In his civilian life, Moon Knight was three people—or, more accurately, three separate personalities/personas of one rather schizophrenic man. Initially, there was just one man, Marc Spector, an academic’s son who rejected his father’s restrictive way of life and followed his own, more reckless path, first with the CIA and then as a mercenary under the vicious, tattooed Ronald Bushman. During one mission, Spector stumbles upon Bushman looting an archaeological dig in Sudan and about to kill the daughter of his recent victim, the dig’s leader, Dr. Alraune. Spector saves the daughter, Marlene, but seemingly at the cost of his own life. However, local followers of the Egyptian moon god Khonshu drag his lifeless body to a nearby temple, and there he is miraculously resurrected. Back in the United States, with new love Marlene and old mercenary pal John Paul Duchamp (“Frenchie”) in tow, Spector vows to turn his back on his past misdeeds and begin his life anew as a force for good.

Spurred on by either schizophrenia or brilliance, Spector adopted two new personalities to aid him in his new calling: Steven Grant (millionaire philanthropist) and Jake Lockley (a rough-edged cab driver, always on the lookout for tips from his underworld informer, Crawley). As Moon Knight, Spector/Grant/Lockley donned a white, caped, hooded costume (almost an inverse of Batman’s black getup) and scoured the night sky from his moon-copter, piloted by Frenchie. The many similarities to Batman are unmistakable: the same creature-of-the-night ploy, millionaire playboy alter ego, loyal servant, helicopter, mansion, and driven personality. In addition, longtime artist Bill Sienkiewicz was an obvious follower of legendary Batman artist Neal Adams. However, Sienkiewicz (who came aboard for Moon Knight’s first, extended solo series as a backup in Hulk magazine from 1978 to 1980) was also the strip’s saving grace, as he pushed and transformed his initially derivative—if attractive—artistry into one of the medium’s most incendiary talents.

After the Hulk series and a solo outing in Marvel Premiere, Moon Knight was finally awarded his own title in late 1980 (aptly called Moon Knight), which Moench and Sienkiewicz gradually built into a fan favorite. Within a couple of years, Sienkiewicz had taken elements from a wide range of sources, including illustrators Bob Peake and Bernie Fuchs and cartoonist Ralph Steadman, to make his work on the comic the most daring and innovative on the stands. The comic featured regular villains such as the Werewolf, Bushman, and the Midnight Man, but it was the literate tone and experimental art that readers loved. However, while the title was a critical success, it was never an enormous hit with the wider readership, and with issue #15 in 1981, it was one of the first comics to be distributed solely to specialty shops; a bold move that would later be adopted across the comics industry.
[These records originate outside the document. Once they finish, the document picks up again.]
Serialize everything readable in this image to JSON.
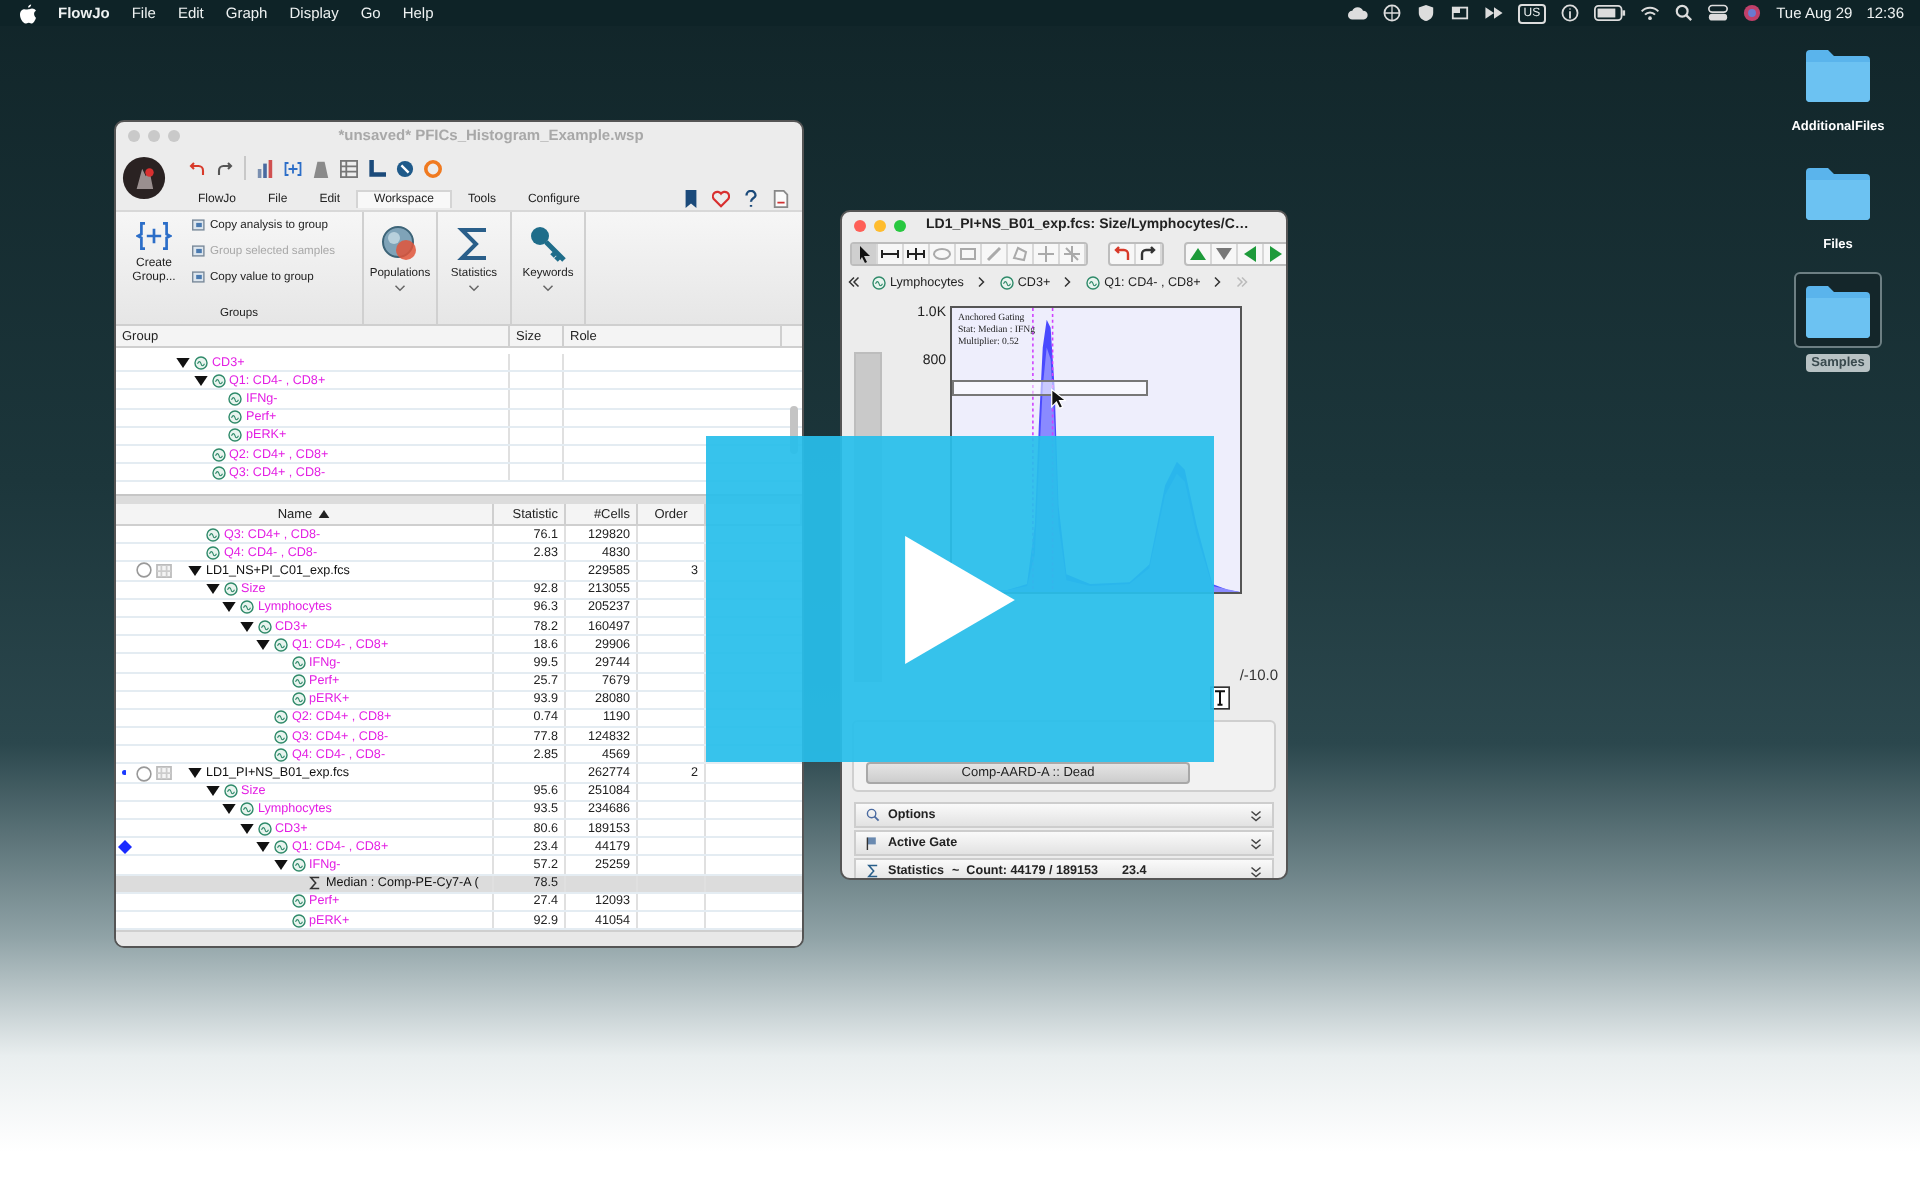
{
  "menu_bar": {
    "app_name": "FlowJo",
    "menus": [
      "File",
      "Edit",
      "Graph",
      "Display",
      "Go",
      "Help"
    ],
    "input_source": "US",
    "date": "Tue Aug 29",
    "time": "12:36"
  },
  "desktop_icons": [
    {
      "label": "AdditionalFiles",
      "selected": false
    },
    {
      "label": "Files",
      "selected": false
    },
    {
      "label": "Samples",
      "selected": true
    }
  ],
  "workspace_window": {
    "title": "*unsaved* PFICs_Histogram_Example.wsp",
    "ribbon_tabs": [
      {
        "label": "FlowJo",
        "selected": false
      },
      {
        "label": "File",
        "selected": false
      },
      {
        "label": "Edit",
        "selected": false
      },
      {
        "label": "Workspace",
        "selected": true
      },
      {
        "label": "Tools",
        "selected": false
      },
      {
        "label": "Configure",
        "selected": false
      }
    ],
    "create_group": "Create Group...",
    "group_actions": [
      {
        "label": "Copy analysis to group",
        "disabled": false
      },
      {
        "label": "Group selected samples",
        "disabled": true
      },
      {
        "label": "Copy value to group",
        "disabled": false
      }
    ],
    "groups_label": "Groups",
    "tools": [
      {
        "label": "Populations",
        "kind": "populations"
      },
      {
        "label": "Statistics",
        "kind": "statistics"
      },
      {
        "label": "Keywords",
        "kind": "keywords"
      }
    ]
  },
  "group_table": {
    "columns": [
      "Group",
      "Size",
      "Role"
    ],
    "rows": [
      {
        "label": "CD3+",
        "kind": "gate",
        "expanded": true,
        "children": [
          {
            "label": "Q1: CD4- , CD8+",
            "kind": "gate",
            "expanded": true,
            "children": [
              {
                "label": "IFNg-",
                "kind": "gate"
              },
              {
                "label": "Perf+",
                "kind": "gate"
              },
              {
                "label": "pERK+",
                "kind": "gate"
              }
            ]
          },
          {
            "label": "Q2: CD4+ , CD8+",
            "kind": "gate"
          },
          {
            "label": "Q3: CD4+ , CD8-",
            "kind": "gate"
          }
        ]
      }
    ]
  },
  "sample_table": {
    "columns": [
      {
        "label": "Name",
        "sorted": true
      },
      {
        "label": "Statistic",
        "sorted": false
      },
      {
        "label": "#Cells",
        "sorted": false
      },
      {
        "label": "Order",
        "sorted": false
      }
    ],
    "rows": [
      {
        "label": "Q3: CD4+ , CD8-",
        "kind": "gate",
        "statistic": "76.1",
        "cells": "129820",
        "selected": false
      },
      {
        "label": "Q4: CD4- , CD8-",
        "kind": "gate",
        "statistic": "2.83",
        "cells": "4830",
        "selected": false
      },
      {
        "label": "LD1_NS+PI_C01_exp.fcs",
        "kind": "sample",
        "cells": "229585",
        "order": "3",
        "selected": false,
        "expanded": true,
        "children": [
          {
            "label": "Size",
            "kind": "gate",
            "statistic": "92.8",
            "cells": "213055",
            "selected": false,
            "expanded": true,
            "children": [
              {
                "label": "Lymphocytes",
                "kind": "gate",
                "statistic": "96.3",
                "cells": "205237",
                "selected": false,
                "expanded": true,
                "children": [
                  {
                    "label": "CD3+",
                    "kind": "gate",
                    "statistic": "78.2",
                    "cells": "160497",
                    "selected": false,
                    "expanded": true,
                    "children": [
                      {
                        "label": "Q1: CD4- , CD8+",
                        "kind": "gate",
                        "statistic": "18.6",
                        "cells": "29906",
                        "selected": false,
                        "expanded": true,
                        "children": [
                          {
                            "label": "IFNg-",
                            "kind": "gate",
                            "statistic": "99.5",
                            "cells": "29744",
                            "selected": false
                          },
                          {
                            "label": "Perf+",
                            "kind": "gate",
                            "statistic": "25.7",
                            "cells": "7679",
                            "selected": false
                          },
                          {
                            "label": "pERK+",
                            "kind": "gate",
                            "statistic": "93.9",
                            "cells": "28080",
                            "selected": false
                          }
                        ]
                      },
                      {
                        "label": "Q2: CD4+ , CD8+",
                        "kind": "gate",
                        "statistic": "0.74",
                        "cells": "1190",
                        "selected": false
                      },
                      {
                        "label": "Q3: CD4+ , CD8-",
                        "kind": "gate",
                        "statistic": "77.8",
                        "cells": "124832",
                        "selected": false
                      },
                      {
                        "label": "Q4: CD4- , CD8-",
                        "kind": "gate",
                        "statistic": "2.85",
                        "cells": "4569",
                        "selected": false
                      }
                    ]
                  }
                ]
              }
            ]
          }
        ]
      },
      {
        "label": "LD1_PI+NS_B01_exp.fcs",
        "kind": "sample",
        "cells": "262774",
        "order": "2",
        "selected": false,
        "current": true,
        "expanded": true,
        "children": [
          {
            "label": "Size",
            "kind": "gate",
            "statistic": "95.6",
            "cells": "251084",
            "selected": false,
            "expanded": true,
            "children": [
              {
                "label": "Lymphocytes",
                "kind": "gate",
                "statistic": "93.5",
                "cells": "234686",
                "selected": false,
                "expanded": true,
                "children": [
                  {
                    "label": "CD3+",
                    "kind": "gate",
                    "statistic": "80.6",
                    "cells": "189153",
                    "selected": false,
                    "expanded": true,
                    "children": [
                      {
                        "label": "Q1: CD4- , CD8+",
                        "kind": "gate",
                        "statistic": "23.4",
                        "cells": "44179",
                        "selected": false,
                        "flagged": true,
                        "expanded": true,
                        "children": [
                          {
                            "label": "IFNg-",
                            "kind": "gate",
                            "statistic": "57.2",
                            "cells": "25259",
                            "selected": false,
                            "expanded": true,
                            "children": [
                              {
                                "label": "Median : Comp-PE-Cy7-A (",
                                "kind": "stat",
                                "statistic": "78.5",
                                "selected": true
                              }
                            ]
                          },
                          {
                            "label": "Perf+",
                            "kind": "gate",
                            "statistic": "27.4",
                            "cells": "12093",
                            "selected": false
                          },
                          {
                            "label": "pERK+",
                            "kind": "gate",
                            "statistic": "92.9",
                            "cells": "41054",
                            "selected": false
                          }
                        ]
                      }
                    ]
                  }
                ]
              }
            ]
          }
        ]
      }
    ]
  },
  "graph_window": {
    "title": "LD1_PI+NS_B01_exp.fcs: Size/Lymphocytes/C…",
    "breadcrumb": [
      "Lymphocytes",
      "CD3+",
      "Q1: CD4- , CD8+"
    ],
    "y_ticks": [
      "1.0K",
      "800"
    ],
    "gate_note": [
      "Anchored Gating",
      "Stat: Median : IFNg",
      "Multiplier: 0.52"
    ],
    "formula_tail": "/-10.0",
    "axis_button": "Comp-AARD-A :: Dead",
    "panels": [
      {
        "label": "Options",
        "kind": "options"
      },
      {
        "label": "Active Gate",
        "kind": "gate"
      },
      {
        "label": "Statistics",
        "kind": "statistics",
        "detail": "~  Count: 44179 / 189153",
        "value": "23.4"
      }
    ]
  }
}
Sienkiewicz left the comic with issue #30 and it was canceled eight issues later, but over the following two decades the title was revived four times by a variety of creators. The longest-lasting of these—Marc Spector, Moon Knight— ran for sixty issues and featured guest appearances from Marvel’s edgier heroes, such as the Punisher and Ghost Rider, whose hard-hitting strips the new comic was trying to emulate (right down to a bullet-proof Kevlar costume). Moon Knight was also an occasional member of the Defenders and of both East and West Coast branches of the Avengers, but he has always made more sense on his own.

After a 1999 miniseries, Moon Knight returned in 2006, in a new monthly comics series that was initially written by crime novelist Charlie Huston and drawn by David Finch. Moon Knight has recently joined the Secret Avengers, and in 2011, Marvel started a new Moon Knight series written by Brian Michael Bendis, with art by Alex Maleev. —DAR